The Green Bank Telescope is a 100-m aperture single-dish radio telescope. For high-frequency observations (above 100 GHz), it needs a tracking error below 1.5 arc sec rms. The present system has a tracking error of 1 arc sec rms for very low wind speeds of ≤1 m/s, which increases well above 1.5 arc sec for wind speeds above 4 m/s. Hence, improvements in the servo control system are needed to achieve pointing accuracy goals for high-frequency observations. As a first step toward this goal, it is necessary to evaluate the dynamic response of the present servo system and the telescope, which forms a large flexible structure. We derive the model of the telescope dynamics using finite element analysis data. This model is further tuned and validated using system identification experiments performed on the telescope. A reduced model is developed for controller design by using modes with the highest Hankel singular value for frequencies up to 2 Hz. We quantify the uncertainty in azimuth axis dynamics with a change in elevation angle by varying the zeros of the model. We discuss the effects of transient response, wind disturbances, and azimuth track joint disturbances on telescope tracking performance.

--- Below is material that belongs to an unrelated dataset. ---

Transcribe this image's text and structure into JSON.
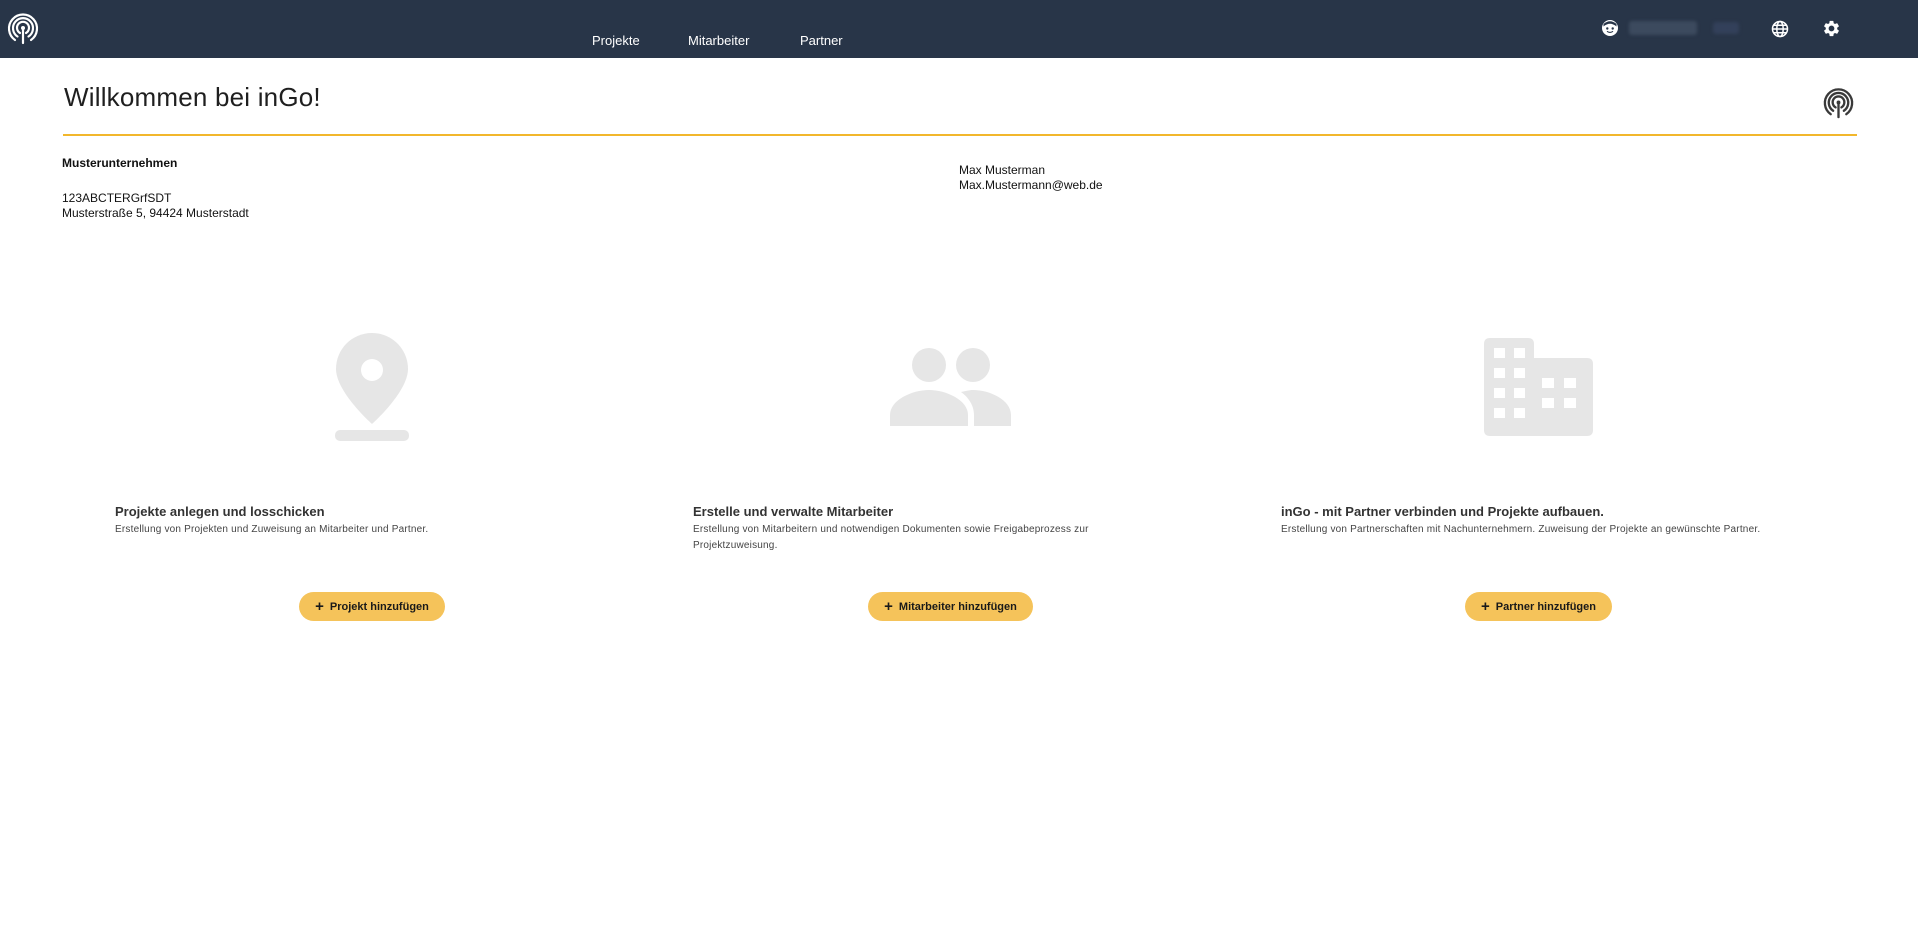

We report the past two years of collaboration between the different actors on the ALMA nutator. Building on previous developments, the nutator has seen changes in much of the design. A high-modulus carbon fiber structure has been added on the back of the mirror in order to transfer the voice coils forces with less deformation, thus reducing delay problems due to flexing. The controller is now an off-the-shelf National Instrument NI-cRIO, and the amplifier a class D servo drive from Advanced Motion Controls, with high peak power able to drive the coils at 300 Volts DC. The stow mechanism has been totally redesigned to improve on the repeatability and precision of the stow position, which is also the reference for the 26 bits Heidenhain encoders. This also improves on the accuracy of the stow position with wind loading. Finally, the software, written largely with National Instrument's LabView, has been developed. We will discuss these changes and the preliminary performance achieved to date.
In millimeter wavelength telescope design and construction, there have been a number of mysterious failures of simple
CFRF-metal joints. Telescope designers have not had satisfactory interpretations of these failures. In this paper, factors
which may influence the failure of joints are discussed. These include stress concentration, material creep, joint fatigue,
reasons related to chemical process and manufacture process. Extrapolation formulas for material creep, joint fatigue,
and differential thermal stresses are derived in this paper. Detailed chemical and manufacturing factors are also discussed.
All these issues are the causes of a number of early failures under a loading which is significantly lower than the strength
of adhesives used. For ensuring reliability of a precision instrument structure joint, the designer should have a thorough
understanding of all these factors.
The NRAO Green Bank Telescope (GBT), located in Green Bank, West Virginia, is supported by 16 steel wheels which
rest upon a composite steel and concrete Azimuth Track, 210 feet (64 meters) in diameter. From the start of observing in
February 2001, the Azimuth Track design presented an operational problem for NRAO. By the spring of 2001, slippage
of the top plate on the base plate was causing hold-down bolt failures. In July 2002, wear between the top and base
plates (fretting) had become evident around the entire track circumference. NRAO engineers took immediate action to
reduce both the track slippage and wear problems. But in January 2003, cracks were discovered in two adjacent top
plates; by 2006 the top plates were cracking at a rate of almost one a month - an alarming rate given the design service
life of 20 years. This paper will summarize the engineering analysis efforts that were subsequently conducted to assess
the root cause of the GBT track degradation problem. We will also discuss a trial modification section that was installed
in June 2004. Finally, we will discuss the design solution that was developed to remedy the track performance problem.
The azimuth track of the Green Bank Telescope did not perform as designed. Relative movement of components was
noted during construction; in addition, fretting of the base plate and wear plate faying surfaces, fatigue cracking of the
wear plates, fatigue failure of wear plate fasteners, and deterioration of the cementitous grout layer occurred at a rapid
pace during the first few years of operation. After extensive failure analysis, a new system of components was designed
and fabricated, and installation of the components was performed during 2007 (Symmes, Anderson, and Egan,
"Improving the service life of the 100m Green Bank Telescope azimuth track", SPIE 7012-121). The highlights and
lessons learned during the fabrication and installation phases are described herein. This information will benefit any
organization performing a similar replacement, and may be helpful in new installations as well.